Wearing a realistic period uniform and donning a metal helmet, the youthful and animated Mr. O’Regan recalls the electric persona of the young Tom Courtney as he vividly portrays numerous characters besides the wide-eyed Thomas. Utilizing his rich vocal talents and wiry physique, these strong characterizations include his solid brother, a vicious old woman, and various martinets. If nothing else, Private Peaceful showcases O’Regan’s considerable talents. [more]

Lonely Planet

October 23, 2017

In Jonathan Silverstein’s production, Arnie Burton and Matt McGrath as two friends who handle their fears of an unnamed epidemic in opposite ways do not seem to connect as real friends would. Ironically, while they are both known for their outrageous over-the-top comic performances, here they remain low-key and rather flat. The play may have been more involving if they had been allowed to give the kind of performances which they are most famous for. The play ultimately has a poignant denouement but it takes a long time getting there. [more]

Nibbler

March 6, 2017

Urban may have an admirable mission, in attempting to document the customary passage from youth to adulthood--or high-school to college, to be more precise--as he focuses on five graduating seniors in a middle-class suburb, in 1992, when one of them, Adam, remains behind, without any prospects for a glorious future. But the otherwise realistic play that unfolds quickly veers into surreal territory, as an alien from another planet enters their midst, and the eponymous “Nibbler” becomes ever more real a presence on stage, via a puppet, manipulated by several of the quite visible cast-members. [more]

The Mikado Reimagined (NYGASP)

January 5, 2017

In keeping with Sullivan having been hit over the head, the cast is clothed in a motley collection: a combination of late Victorian and Japanese styles. Some are in all Japanese, some in all Victorian, most are in a combination of the two. Even the Victorian costumes have baroque additions to make them look exotic. The women all wear Victorian gowns with bustles open in the back just as though they had not finished dressing. The concept while colorful is quite a mess with every possible variation on stage at the same time. [more]

Awake and Sing! 

July 16, 2015

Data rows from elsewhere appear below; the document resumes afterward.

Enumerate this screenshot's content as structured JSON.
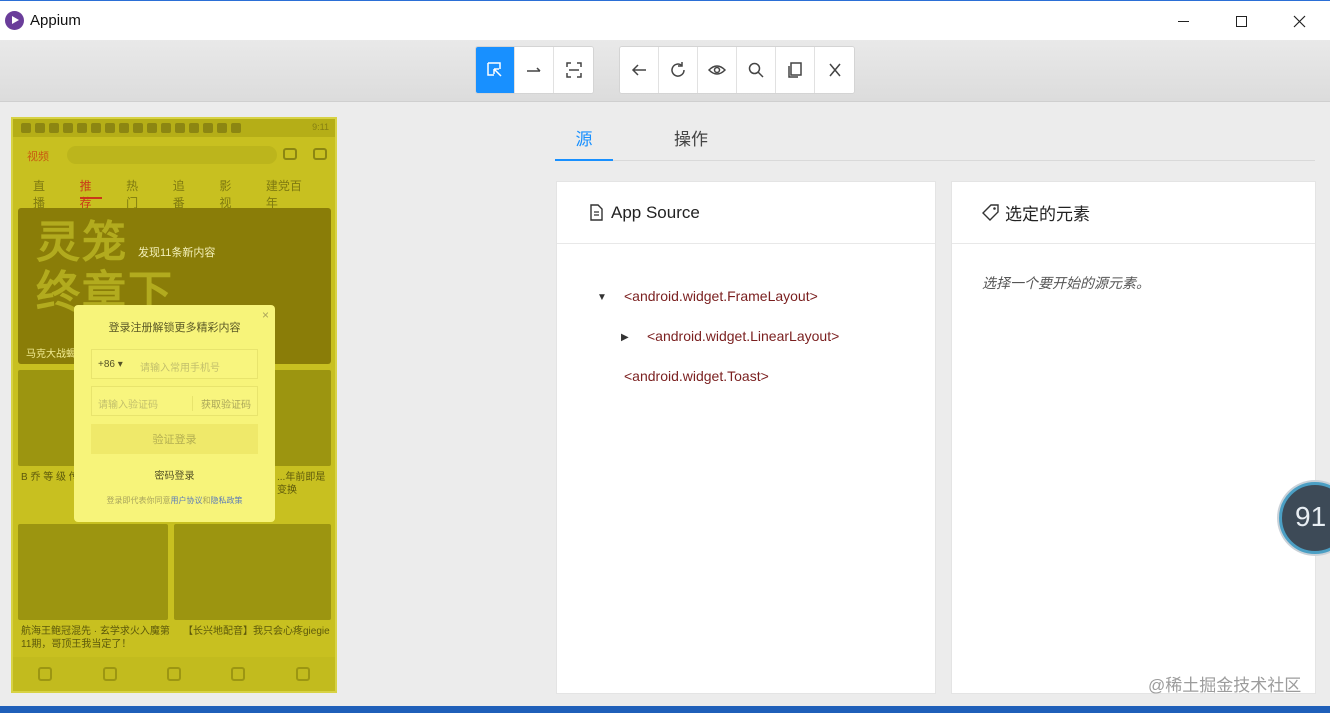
{
  "window": {
    "title": "Appium"
  },
  "device": {
    "time": "9:11",
    "logo_text": "视频",
    "tabs": [
      "直播",
      "推荐",
      "热门",
      "追番",
      "影视",
      "建党百年"
    ],
    "banner_big": "灵笼\n终章下",
    "banner_note": "发现11条新内容",
    "banner_caption": "马克大战蝎...",
    "card1_caption": "B 乔 等 级 传...",
    "card2_caption": "...年前即是\n变换",
    "card3_caption": "航海王鲍冠混先 · 玄学求火入魔第\n11期，哥顶王我当定了！",
    "card4_caption": "【长兴地配音】我只会心疼giegie",
    "dialog": {
      "close": "×",
      "title": "登录注册解锁更多精彩内容",
      "country_code": "+86 ▾",
      "phone_placeholder": "请输入常用手机号",
      "code_placeholder": "请输入验证码",
      "get_code": "获取验证码",
      "verify_login": "验证登录",
      "password_login": "密码登录",
      "agreement_prefix": "登录即代表你同意",
      "agreement_user": "用户协议",
      "agreement_and": "和",
      "agreement_privacy": "隐私政策"
    }
  },
  "tabs": {
    "source": "源",
    "actions": "操作"
  },
  "source_panel": {
    "title": "App Source",
    "tree": [
      {
        "label": "<android.widget.FrameLayout>",
        "caret": "▼"
      },
      {
        "label": "<android.widget.LinearLayout>",
        "caret": "▶"
      },
      {
        "label": "<android.widget.Toast>",
        "caret": ""
      }
    ]
  },
  "selected_panel": {
    "title": "选定的元素",
    "hint": "选择一个要开始的源元素。"
  },
  "overlay": {
    "perf_value": "91",
    "watermark": "@稀土掘金技术社区"
  },
  "colors": {
    "accent": "#1890ff",
    "highlight": "#f7f47a",
    "tree_text": "#7a1f1f"
  }
}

"Awake and Sing!" seems at first an odd choice for NAATCO, the acting company dedicated to the advancement of Asian actors, but after an initial wary uneasiness, the cast, under the direction of Stephen Brown-Fried, soon takes command of Odets’ dated language, a mixture of poetic metaphor and heightened colloquialisms which was difficult to speak even in the 1930’s. [more]